Volume I, No. 1, Fall 1973
Over a century ago the school districts in the Missouri Ozark region were not divided geographically, but into squares with each containing six to nine square miles. By placing the school house in the middle of the square no one had to walk more than two miles to reach school. For most school districts this plan worked, but to the children of the Stony Point school district, the plan presented a unique problem because the Osage Fork River divided the district into two almost equal parts. How to get the children across the river so they could attend the school became a real community problem, for the only crossings for miles were fords.
After considerable planning the members of the school board resolved the problem by constructing a swinging foot bridge at a halfway place where there was already a natural ford and well used travel way. The patrons of the district built one of wooden slabs about 1912. Since it reached only from one side of the river to the opposite bank, this bridge had one big disadvantage. On the east side of the river the bridge came out in front of a twenty foot limestone bluff. The students had to climb the near vertical rocks or walk down the river until they could find a place where it was easier to climb to reach the path through the timber Wading to the school, for the road went in another direction.
To solve this problem, when the big overflow in 1914 took out the first bridge, the patrons again provided the labor at twenty-five cents an hour to build a better bridge. This bridge came out at the top of the bluff instead of at the bottom and was well above flood waiters. About one-third of the new bridge was suspended over dry land. Large oak and cedar trees on each side provided vertical support for four steel cables that spanned about a hundred feet between the rock bluff and the other bank. For added strength, cables were tied to huge logs buried in the ground.
Fastened securely between the hand-twisted wire cables, welded wire formed two sides about three Feet high and a bottom about Four feet wide. Stapled crosswise to the wire in the bottom were two-by-fours placed four feet apart. On these, one-by-sixes were nailed four inches apart to provide a walkway across the bridge.
On the west side of the bridge steps were constructed to reach up to the walkway which was about ten feet from the ground. The steps, protected by hand rails and made of sturdy oak two-by-sixes were placed close together so the smaller children could ascend them easily and safely.
The bridge proved to be very rugged and required surprisingly little maintenance. Portions of the wooden walkway had to be replaced occasionally, but the steps needed repairing less often because the large trees offered protection from the elements and because the native oak is so durable. This is really remarkable when you consider the beating the bridge has taken from the children, and the years.
Although each season presented its own problems, winter was the worst for crossing the bridge. Due to the spaces left in the flooring of the bridge, snow could not form in the winter. However, ice certainly would, and when this occured, the bridge would become very slick and hard to cross. The older boys would help the first and second graders by placing the smaller children's feet on top of their own and walking them across the bridge.

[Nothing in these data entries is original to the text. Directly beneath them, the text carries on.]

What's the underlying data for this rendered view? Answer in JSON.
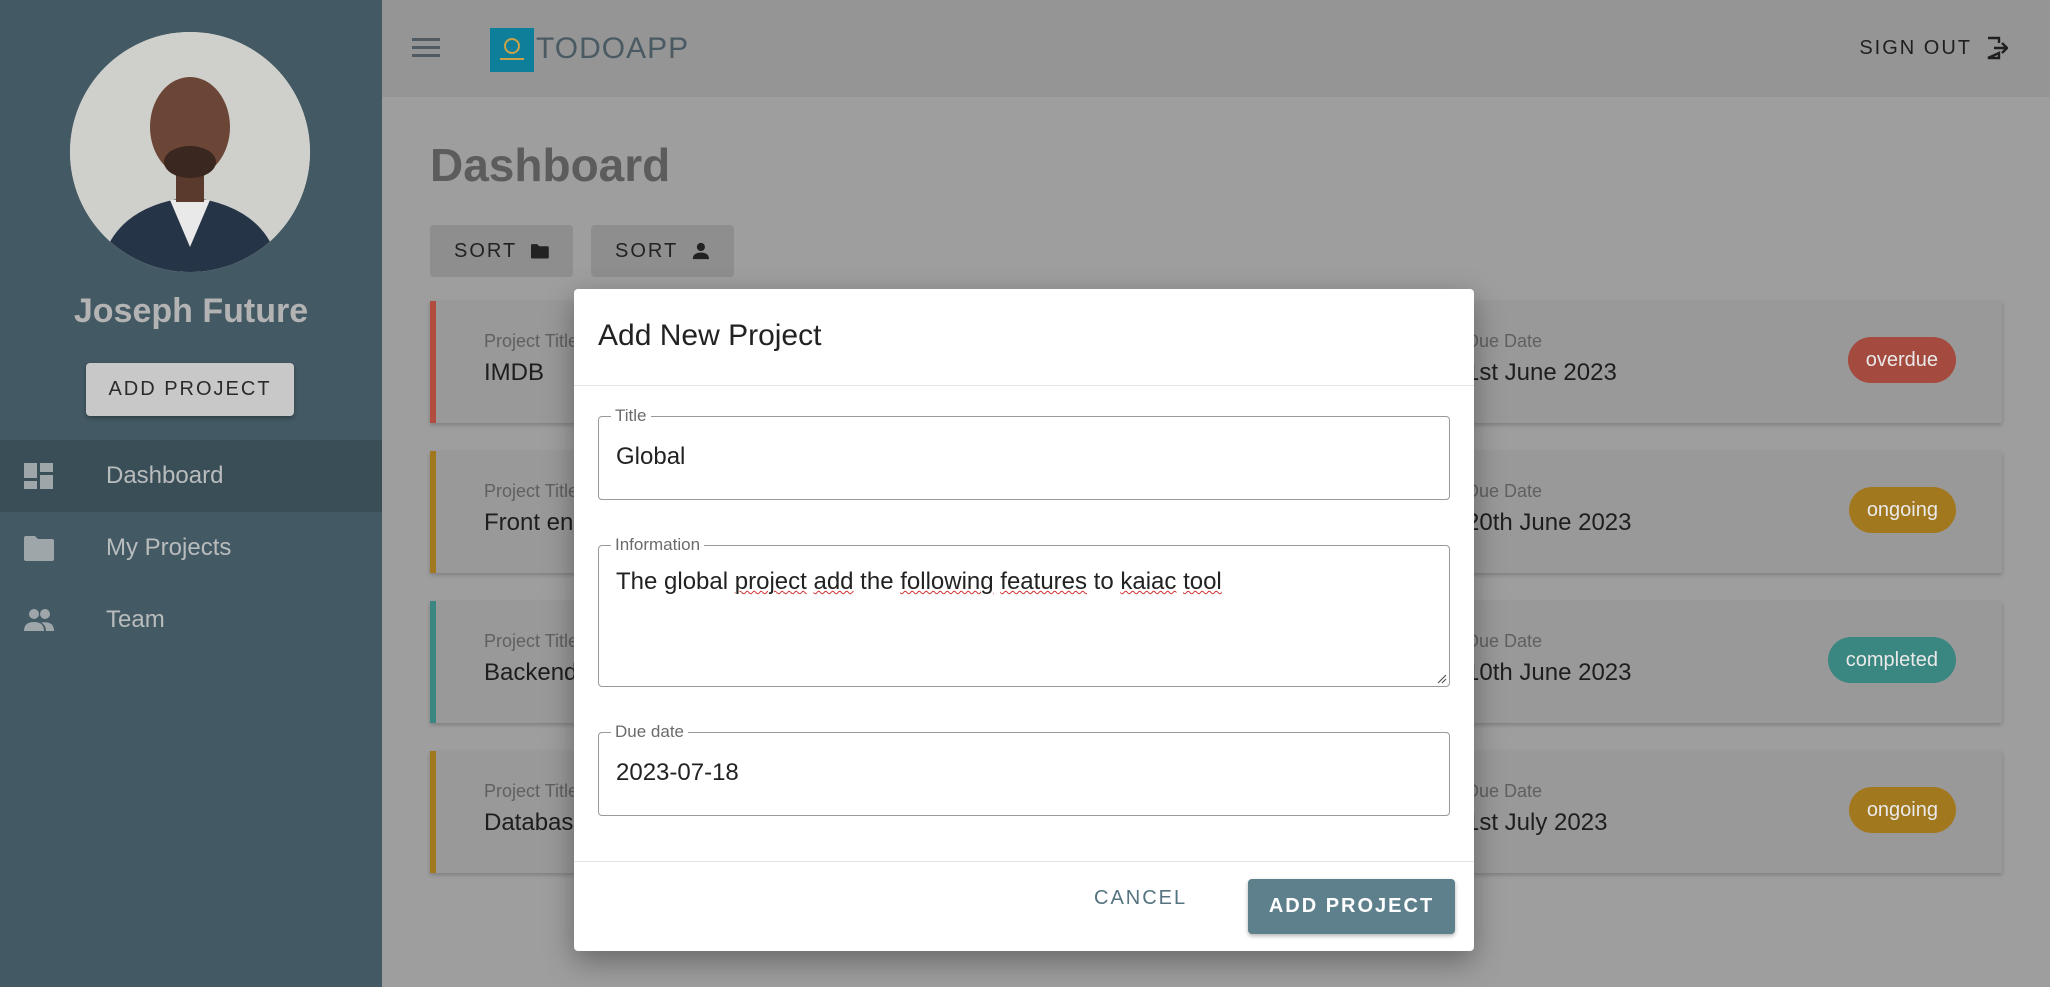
{
  "sidebar": {
    "user_name": "Joseph Future",
    "add_project_label": "ADD PROJECT",
    "items": [
      {
        "label": "Dashboard",
        "icon": "dashboard-icon"
      },
      {
        "label": "My Projects",
        "icon": "folder-icon"
      },
      {
        "label": "Team",
        "icon": "people-icon"
      }
    ]
  },
  "header": {
    "app_title": "TODOAPP",
    "sign_out_label": "SIGN OUT"
  },
  "main": {
    "page_title": "Dashboard",
    "sort_buttons": [
      {
        "label": "SORT",
        "icon": "folder-icon"
      },
      {
        "label": "SORT",
        "icon": "person-icon"
      }
    ],
    "projects": [
      {
        "title_label": "Project Title",
        "title": "IMDB",
        "due_label": "Due Date",
        "due": "1st June 2023",
        "status": "overdue",
        "status_color": "#a44a3e"
      },
      {
        "title_label": "Project Title",
        "title": "Front end",
        "due_label": "Due Date",
        "due": "20th June 2023",
        "status": "ongoing",
        "status_color": "#a2781e"
      },
      {
        "title_label": "Project Title",
        "title": "Backend",
        "due_label": "Due Date",
        "due": "10th June 2023",
        "status": "completed",
        "status_color": "#3a8680"
      },
      {
        "title_label": "Project Title",
        "title": "Database",
        "due_label": "Due Date",
        "due": "1st July 2023",
        "status": "ongoing",
        "status_color": "#a2781e"
      }
    ]
  },
  "dialog": {
    "title": "Add New Project",
    "fields": {
      "title_label": "Title",
      "title_value": "Global",
      "information_label": "Information",
      "information_words": [
        "The global ",
        "project",
        " ",
        "add",
        " the ",
        "following",
        " ",
        "features",
        " to ",
        "kaiac",
        " ",
        "tool"
      ],
      "due_label": "Due date",
      "due_value": "2023-07-18"
    },
    "cancel_label": "CANCEL",
    "add_label": "ADD PROJECT"
  },
  "colors": {
    "sidebar": "#435963",
    "primary_button": "#5e7f8c",
    "overdue": "#a44a3e",
    "ongoing": "#a2781e",
    "completed": "#3a8680"
  }
}
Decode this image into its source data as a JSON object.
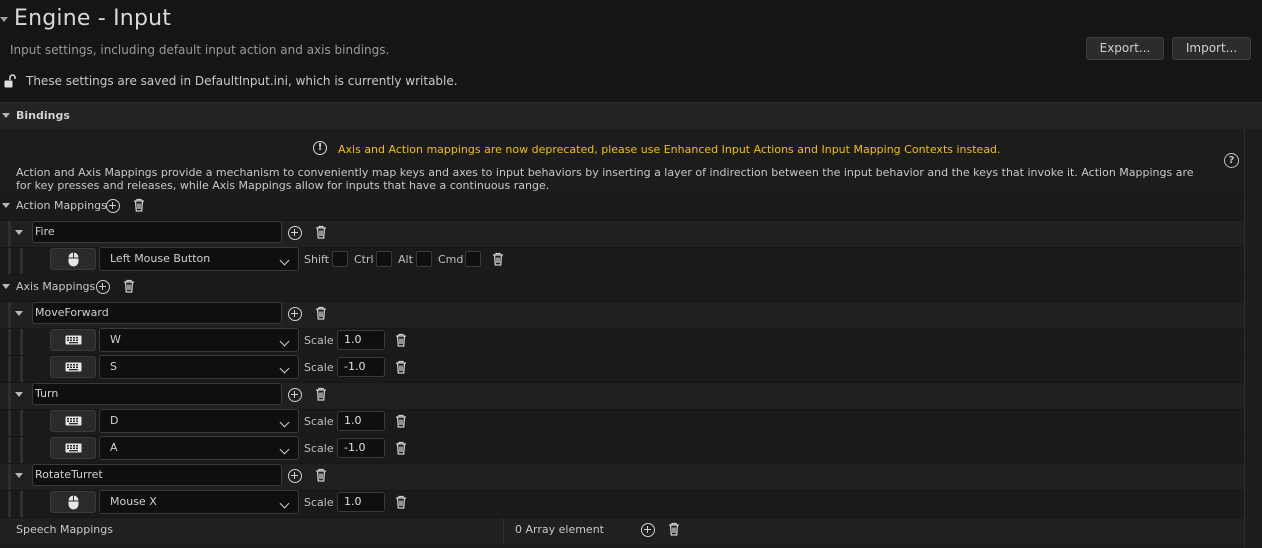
{
  "header": {
    "title": "Engine - Input",
    "subtitle": "Input settings, including default input action and axis bindings.",
    "export_label": "Export...",
    "import_label": "Import...",
    "saved_note": "These settings are saved in DefaultInput.ini, which is currently writable."
  },
  "bindings": {
    "section_label": "Bindings",
    "warning": "Axis and Action mappings are now deprecated, please use Enhanced Input Actions and Input Mapping Contexts instead.",
    "description": "Action and Axis Mappings provide a mechanism to conveniently map keys and axes to input behaviors by inserting a layer of indirection between the input behavior and the keys that invoke it. Action Mappings are for key presses and releases, while Axis Mappings allow for inputs that have a continuous range.",
    "warning_color": "#f0c000"
  },
  "action_mappings": {
    "label": "Action Mappings",
    "items": [
      {
        "name": "Fire",
        "key": "Left Mouse Button",
        "key_icon": "mouse-icon",
        "modifiers": {
          "shift": "Shift",
          "ctrl": "Ctrl",
          "alt": "Alt",
          "cmd": "Cmd"
        }
      }
    ]
  },
  "axis_mappings": {
    "label": "Axis Mappings",
    "scale_label": "Scale",
    "items": [
      {
        "name": "MoveForward",
        "keys": [
          {
            "key": "W",
            "scale": "1.0",
            "key_icon": "keyboard-icon"
          },
          {
            "key": "S",
            "scale": "-1.0",
            "key_icon": "keyboard-icon"
          }
        ]
      },
      {
        "name": "Turn",
        "keys": [
          {
            "key": "D",
            "scale": "1.0",
            "key_icon": "keyboard-icon"
          },
          {
            "key": "A",
            "scale": "-1.0",
            "key_icon": "keyboard-icon"
          }
        ]
      },
      {
        "name": "RotateTurret",
        "keys": [
          {
            "key": "Mouse X",
            "scale": "1.0",
            "key_icon": "mouse-icon"
          }
        ]
      }
    ]
  },
  "speech_mappings": {
    "label": "Speech Mappings",
    "count_text": "0 Array element"
  }
}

Flash floods due to heavy rains were a year round danger. The water would never get up to the bridge, but would fill the slough, flood the bottom field over which the children walked to get to the bridge, and sometimes would rise well up the steps on the west bank. The older boys sometimes would swim horses across the low slouch nearest the bridge to pick up the children as they came home across the bridge. Sometimes the river would rise so far that it was too dangerous for the horses to swim. If this happened when the children were at school, they stayed all night with neighbors on the school side of the river. If it happened during the night, those children had a holiday that day.
Because the bridge was one of the few in the region, it proved to be quite an attraction.
Relatives and friends that came to visit school patrons wanted to see and walk across the bridge, However, most of the children that grew up around the bridge did not find it particularly interesting. The majority were not afraid of the bridge and crossed it daily like they were walking through a field. On the other hand there were some weak-hearted students years ago that would not cross the bridge. They used a flat-bottomed johnboat which was the only means of crossing the river before the bridge was built.
Many times the eighth grade boys would catch smaller children out on the bridge and frighten them by making the bridge sway. This would really terrorize the youngest children because the bridge, a good twenty feet from the surface of the water, probably looked a great deal higher to those youngsters. Actually, it was almost impossible to fall from the bridge because the welded wire bottom and sides would catch anyone who slipped off the walkway.
I have visited the swinging bridge four times and I am still amazed at the durability of the bridge which hasn't been used or repaired since used by the last child in 1961. It leans to the left now and some boards on the walkway are rotted, but the rusty cables and wire are surprisingly strong. The oak trees anchoring the cables are vigorous. With care even the steps can still be walked on.
There is no sign now of the former ford in the river for horse drawn vehicles. The once frequently traveled road is now only the farmer's access to his field, but the foot bridge, almost hidden by trees, is still suspended over the small springfed river, a reminder to the few fishermen who pass under it, of the care and interest the people of the Ozarks have always had in their children's education.
Copyright © 1981 BITTERSWEET, INC.